Testing drugs at the same time in humans and mice has produced promising results in cancer treatments and is a first for autism research.
Identifying the genetic change that causes a specific type of autism can predict whether it will respond to treatment. But “there are too many different types of autism that we can’t figure out the biological subtype based on looking at a child’s behaviour,” says lead investigator Dr. Evdokia Anagnostou, child neurologist at Holland Bloorview’s Autism Research Centre.
“We’re learning a lot about genes that map on different pathways, but in humans these genetic differences account for a very small number of kids,” Evdokia says. “So we don’t have enough kids for each of the genetic variations to study them properly.”
Enter the mice. “We can engineer lines of mice that carry a specific genetic difference associated with autism and then study their brains and responses to treatment.”
Over the five-year period, two drugs will be trialled in children and six in mice.

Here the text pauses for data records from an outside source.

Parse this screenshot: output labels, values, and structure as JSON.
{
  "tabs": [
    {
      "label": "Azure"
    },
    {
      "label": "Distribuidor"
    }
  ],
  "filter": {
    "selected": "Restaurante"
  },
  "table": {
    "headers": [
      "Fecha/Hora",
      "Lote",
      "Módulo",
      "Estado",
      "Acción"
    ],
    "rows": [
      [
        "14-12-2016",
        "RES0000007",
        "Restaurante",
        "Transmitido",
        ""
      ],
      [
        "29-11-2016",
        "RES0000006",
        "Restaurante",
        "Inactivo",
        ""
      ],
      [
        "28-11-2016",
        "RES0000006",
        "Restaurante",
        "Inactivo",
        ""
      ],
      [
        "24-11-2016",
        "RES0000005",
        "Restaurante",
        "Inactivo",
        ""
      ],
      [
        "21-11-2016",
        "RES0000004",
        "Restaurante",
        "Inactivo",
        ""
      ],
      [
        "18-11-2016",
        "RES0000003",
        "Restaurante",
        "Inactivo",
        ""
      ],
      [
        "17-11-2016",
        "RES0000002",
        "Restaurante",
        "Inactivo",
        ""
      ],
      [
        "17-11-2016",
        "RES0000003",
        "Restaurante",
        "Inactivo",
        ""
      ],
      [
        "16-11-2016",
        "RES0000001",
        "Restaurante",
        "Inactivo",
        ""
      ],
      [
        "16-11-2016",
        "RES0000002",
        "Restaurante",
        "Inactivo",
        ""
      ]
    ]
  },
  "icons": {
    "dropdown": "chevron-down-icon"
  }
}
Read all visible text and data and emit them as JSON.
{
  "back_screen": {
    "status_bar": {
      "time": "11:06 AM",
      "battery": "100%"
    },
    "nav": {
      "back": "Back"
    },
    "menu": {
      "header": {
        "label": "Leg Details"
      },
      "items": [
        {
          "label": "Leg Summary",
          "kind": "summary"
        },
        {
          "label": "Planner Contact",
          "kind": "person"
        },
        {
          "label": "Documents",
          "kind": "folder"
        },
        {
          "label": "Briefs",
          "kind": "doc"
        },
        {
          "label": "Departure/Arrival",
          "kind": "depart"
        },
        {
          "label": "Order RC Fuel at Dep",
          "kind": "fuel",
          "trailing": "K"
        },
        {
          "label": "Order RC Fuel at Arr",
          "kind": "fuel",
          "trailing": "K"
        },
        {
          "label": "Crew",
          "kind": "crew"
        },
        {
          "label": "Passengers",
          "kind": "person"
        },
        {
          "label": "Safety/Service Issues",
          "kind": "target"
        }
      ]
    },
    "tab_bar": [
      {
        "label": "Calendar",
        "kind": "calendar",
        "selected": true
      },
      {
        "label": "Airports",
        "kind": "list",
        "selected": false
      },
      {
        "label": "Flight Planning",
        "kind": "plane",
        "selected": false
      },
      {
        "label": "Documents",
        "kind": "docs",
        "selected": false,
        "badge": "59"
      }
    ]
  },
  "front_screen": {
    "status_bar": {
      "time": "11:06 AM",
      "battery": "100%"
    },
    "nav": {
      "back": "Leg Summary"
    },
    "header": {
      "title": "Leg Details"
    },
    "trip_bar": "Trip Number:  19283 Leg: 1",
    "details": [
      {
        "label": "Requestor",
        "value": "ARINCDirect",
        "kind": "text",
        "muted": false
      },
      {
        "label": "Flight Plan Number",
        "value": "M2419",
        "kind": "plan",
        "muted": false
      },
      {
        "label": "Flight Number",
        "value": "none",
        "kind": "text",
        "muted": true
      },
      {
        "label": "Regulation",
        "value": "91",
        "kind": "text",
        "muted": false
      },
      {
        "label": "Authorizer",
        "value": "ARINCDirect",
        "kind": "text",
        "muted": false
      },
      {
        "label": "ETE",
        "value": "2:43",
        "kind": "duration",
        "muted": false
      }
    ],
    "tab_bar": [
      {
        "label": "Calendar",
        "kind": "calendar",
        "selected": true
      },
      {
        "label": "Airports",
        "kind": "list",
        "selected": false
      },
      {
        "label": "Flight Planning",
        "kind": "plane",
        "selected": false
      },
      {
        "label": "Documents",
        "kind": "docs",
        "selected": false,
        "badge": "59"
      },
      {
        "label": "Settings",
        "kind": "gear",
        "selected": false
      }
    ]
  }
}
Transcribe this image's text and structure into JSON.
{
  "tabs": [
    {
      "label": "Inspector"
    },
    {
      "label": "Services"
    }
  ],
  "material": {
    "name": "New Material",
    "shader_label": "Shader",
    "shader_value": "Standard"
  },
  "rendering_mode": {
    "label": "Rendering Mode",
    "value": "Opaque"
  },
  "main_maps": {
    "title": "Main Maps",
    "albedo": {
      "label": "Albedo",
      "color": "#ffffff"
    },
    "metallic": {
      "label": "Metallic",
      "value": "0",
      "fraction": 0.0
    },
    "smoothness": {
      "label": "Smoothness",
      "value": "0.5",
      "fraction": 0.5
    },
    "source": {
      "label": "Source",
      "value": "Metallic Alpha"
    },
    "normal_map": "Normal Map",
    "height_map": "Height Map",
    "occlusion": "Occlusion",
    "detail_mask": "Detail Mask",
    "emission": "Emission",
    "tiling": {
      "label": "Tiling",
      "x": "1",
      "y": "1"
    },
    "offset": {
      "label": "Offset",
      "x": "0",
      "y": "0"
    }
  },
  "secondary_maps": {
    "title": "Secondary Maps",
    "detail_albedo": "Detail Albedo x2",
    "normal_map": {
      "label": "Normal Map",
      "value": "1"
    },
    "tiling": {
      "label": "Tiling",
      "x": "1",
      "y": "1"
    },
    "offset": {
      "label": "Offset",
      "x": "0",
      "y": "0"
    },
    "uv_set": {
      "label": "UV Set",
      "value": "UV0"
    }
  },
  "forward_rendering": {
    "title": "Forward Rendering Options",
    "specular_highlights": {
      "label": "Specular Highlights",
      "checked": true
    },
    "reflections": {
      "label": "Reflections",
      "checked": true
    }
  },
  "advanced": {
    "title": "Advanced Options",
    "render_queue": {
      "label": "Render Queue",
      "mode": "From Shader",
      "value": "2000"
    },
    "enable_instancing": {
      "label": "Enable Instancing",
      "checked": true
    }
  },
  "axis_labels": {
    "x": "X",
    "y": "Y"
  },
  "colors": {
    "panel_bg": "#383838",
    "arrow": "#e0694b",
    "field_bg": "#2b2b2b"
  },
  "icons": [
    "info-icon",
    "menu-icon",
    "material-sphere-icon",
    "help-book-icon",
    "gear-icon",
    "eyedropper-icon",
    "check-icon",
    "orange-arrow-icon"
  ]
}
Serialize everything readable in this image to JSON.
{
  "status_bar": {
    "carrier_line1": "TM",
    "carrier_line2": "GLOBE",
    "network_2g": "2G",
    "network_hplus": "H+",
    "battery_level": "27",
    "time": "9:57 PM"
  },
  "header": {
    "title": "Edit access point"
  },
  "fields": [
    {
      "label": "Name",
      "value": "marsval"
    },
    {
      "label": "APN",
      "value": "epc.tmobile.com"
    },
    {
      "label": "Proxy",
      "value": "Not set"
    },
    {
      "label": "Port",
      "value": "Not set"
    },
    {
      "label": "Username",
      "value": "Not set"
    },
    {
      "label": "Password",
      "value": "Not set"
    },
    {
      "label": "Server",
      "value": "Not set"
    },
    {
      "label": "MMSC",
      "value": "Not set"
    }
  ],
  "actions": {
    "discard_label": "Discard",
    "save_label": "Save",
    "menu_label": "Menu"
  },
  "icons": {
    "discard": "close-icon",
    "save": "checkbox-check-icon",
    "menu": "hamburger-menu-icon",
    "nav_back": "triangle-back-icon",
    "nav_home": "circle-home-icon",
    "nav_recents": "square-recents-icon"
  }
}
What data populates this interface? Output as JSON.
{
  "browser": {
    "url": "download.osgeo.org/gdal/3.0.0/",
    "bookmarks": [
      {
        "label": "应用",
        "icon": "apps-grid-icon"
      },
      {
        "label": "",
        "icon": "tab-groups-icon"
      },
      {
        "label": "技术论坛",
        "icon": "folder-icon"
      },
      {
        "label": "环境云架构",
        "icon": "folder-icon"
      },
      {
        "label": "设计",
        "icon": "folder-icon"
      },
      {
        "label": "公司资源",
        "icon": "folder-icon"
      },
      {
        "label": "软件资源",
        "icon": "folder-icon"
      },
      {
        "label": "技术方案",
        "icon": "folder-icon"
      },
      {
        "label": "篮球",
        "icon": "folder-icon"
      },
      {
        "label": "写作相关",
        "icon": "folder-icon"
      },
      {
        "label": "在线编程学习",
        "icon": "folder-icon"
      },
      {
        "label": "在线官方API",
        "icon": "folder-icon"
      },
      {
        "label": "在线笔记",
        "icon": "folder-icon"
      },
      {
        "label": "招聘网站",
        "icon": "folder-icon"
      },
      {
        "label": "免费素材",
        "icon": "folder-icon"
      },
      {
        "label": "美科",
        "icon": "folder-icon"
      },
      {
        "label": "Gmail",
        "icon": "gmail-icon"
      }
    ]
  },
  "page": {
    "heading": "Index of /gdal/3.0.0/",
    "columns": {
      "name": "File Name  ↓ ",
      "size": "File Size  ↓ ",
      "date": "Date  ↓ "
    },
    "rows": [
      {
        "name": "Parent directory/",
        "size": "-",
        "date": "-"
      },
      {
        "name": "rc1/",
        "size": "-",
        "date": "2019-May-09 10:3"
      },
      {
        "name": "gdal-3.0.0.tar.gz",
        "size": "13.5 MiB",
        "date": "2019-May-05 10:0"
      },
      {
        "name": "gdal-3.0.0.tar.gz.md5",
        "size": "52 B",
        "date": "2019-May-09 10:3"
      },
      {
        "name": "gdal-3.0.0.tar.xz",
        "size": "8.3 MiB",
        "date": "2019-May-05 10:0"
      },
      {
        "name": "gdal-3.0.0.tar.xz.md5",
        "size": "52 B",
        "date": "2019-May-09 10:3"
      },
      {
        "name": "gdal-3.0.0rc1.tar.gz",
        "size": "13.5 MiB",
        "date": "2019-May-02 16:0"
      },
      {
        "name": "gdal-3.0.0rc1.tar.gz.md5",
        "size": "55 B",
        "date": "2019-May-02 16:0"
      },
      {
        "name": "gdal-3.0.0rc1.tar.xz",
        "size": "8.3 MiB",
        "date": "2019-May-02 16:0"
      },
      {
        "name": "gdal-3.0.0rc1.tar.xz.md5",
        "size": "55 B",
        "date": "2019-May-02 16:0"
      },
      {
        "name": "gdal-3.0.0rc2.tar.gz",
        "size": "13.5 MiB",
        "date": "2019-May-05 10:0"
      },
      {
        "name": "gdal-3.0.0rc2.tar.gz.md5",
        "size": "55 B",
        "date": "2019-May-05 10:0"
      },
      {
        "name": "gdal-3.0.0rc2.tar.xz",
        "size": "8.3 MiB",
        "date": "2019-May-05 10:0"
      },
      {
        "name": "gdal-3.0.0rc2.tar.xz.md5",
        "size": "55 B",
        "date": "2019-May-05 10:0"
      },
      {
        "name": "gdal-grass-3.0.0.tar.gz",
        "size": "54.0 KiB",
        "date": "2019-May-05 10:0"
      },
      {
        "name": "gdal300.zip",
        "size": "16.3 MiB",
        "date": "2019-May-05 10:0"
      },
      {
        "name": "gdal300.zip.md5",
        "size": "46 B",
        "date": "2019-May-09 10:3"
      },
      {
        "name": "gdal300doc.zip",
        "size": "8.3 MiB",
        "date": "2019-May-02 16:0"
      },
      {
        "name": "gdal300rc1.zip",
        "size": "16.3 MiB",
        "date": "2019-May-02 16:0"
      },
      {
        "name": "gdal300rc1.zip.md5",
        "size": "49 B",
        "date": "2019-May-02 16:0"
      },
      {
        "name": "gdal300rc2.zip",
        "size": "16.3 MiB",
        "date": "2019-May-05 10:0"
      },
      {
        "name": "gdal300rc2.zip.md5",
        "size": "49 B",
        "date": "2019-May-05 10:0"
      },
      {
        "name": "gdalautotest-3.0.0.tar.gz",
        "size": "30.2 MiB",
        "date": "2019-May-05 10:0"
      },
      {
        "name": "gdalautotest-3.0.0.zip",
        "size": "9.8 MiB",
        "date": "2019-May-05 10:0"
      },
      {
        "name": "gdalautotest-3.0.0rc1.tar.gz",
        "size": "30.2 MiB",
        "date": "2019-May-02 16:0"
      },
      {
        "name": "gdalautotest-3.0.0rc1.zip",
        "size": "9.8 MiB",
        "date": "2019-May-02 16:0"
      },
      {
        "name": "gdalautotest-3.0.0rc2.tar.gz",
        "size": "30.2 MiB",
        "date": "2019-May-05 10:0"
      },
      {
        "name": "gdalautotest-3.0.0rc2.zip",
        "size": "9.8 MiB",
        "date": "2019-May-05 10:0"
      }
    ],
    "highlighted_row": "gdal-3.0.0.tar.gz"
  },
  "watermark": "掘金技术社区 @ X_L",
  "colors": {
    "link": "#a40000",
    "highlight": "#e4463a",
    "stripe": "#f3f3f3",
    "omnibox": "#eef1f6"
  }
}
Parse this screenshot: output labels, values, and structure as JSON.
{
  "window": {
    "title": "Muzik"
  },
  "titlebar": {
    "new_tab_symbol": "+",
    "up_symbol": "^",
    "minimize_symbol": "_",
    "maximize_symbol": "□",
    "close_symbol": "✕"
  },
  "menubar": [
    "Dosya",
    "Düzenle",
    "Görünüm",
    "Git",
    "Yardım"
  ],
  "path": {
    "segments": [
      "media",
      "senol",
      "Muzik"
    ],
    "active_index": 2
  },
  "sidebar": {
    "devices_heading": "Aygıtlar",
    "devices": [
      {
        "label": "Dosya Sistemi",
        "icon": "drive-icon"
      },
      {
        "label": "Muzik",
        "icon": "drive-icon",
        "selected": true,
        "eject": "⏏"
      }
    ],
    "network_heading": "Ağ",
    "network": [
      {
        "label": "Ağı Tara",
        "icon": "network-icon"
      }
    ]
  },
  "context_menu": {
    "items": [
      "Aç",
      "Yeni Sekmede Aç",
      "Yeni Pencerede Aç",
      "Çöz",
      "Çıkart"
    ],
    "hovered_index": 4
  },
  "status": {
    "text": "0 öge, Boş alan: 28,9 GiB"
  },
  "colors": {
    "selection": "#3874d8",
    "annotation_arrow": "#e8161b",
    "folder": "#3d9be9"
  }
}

After two-and-a-half years “the most promising compounds in the mice will be put in the humans and we will continue testing other compounds,” Evdokia says.
Being able to test drugs in mice with a specific genetic mutation “means we can take drugs that exist for a completely different reason, that have nothing to do with autism or development, but which we know affect the pathway we’re looking at.”
Human studies will be done at Holland Bloorview, McMaster Children’s Hospital and the Lawson Research Health Institute. The mice trials will be run at SickKids.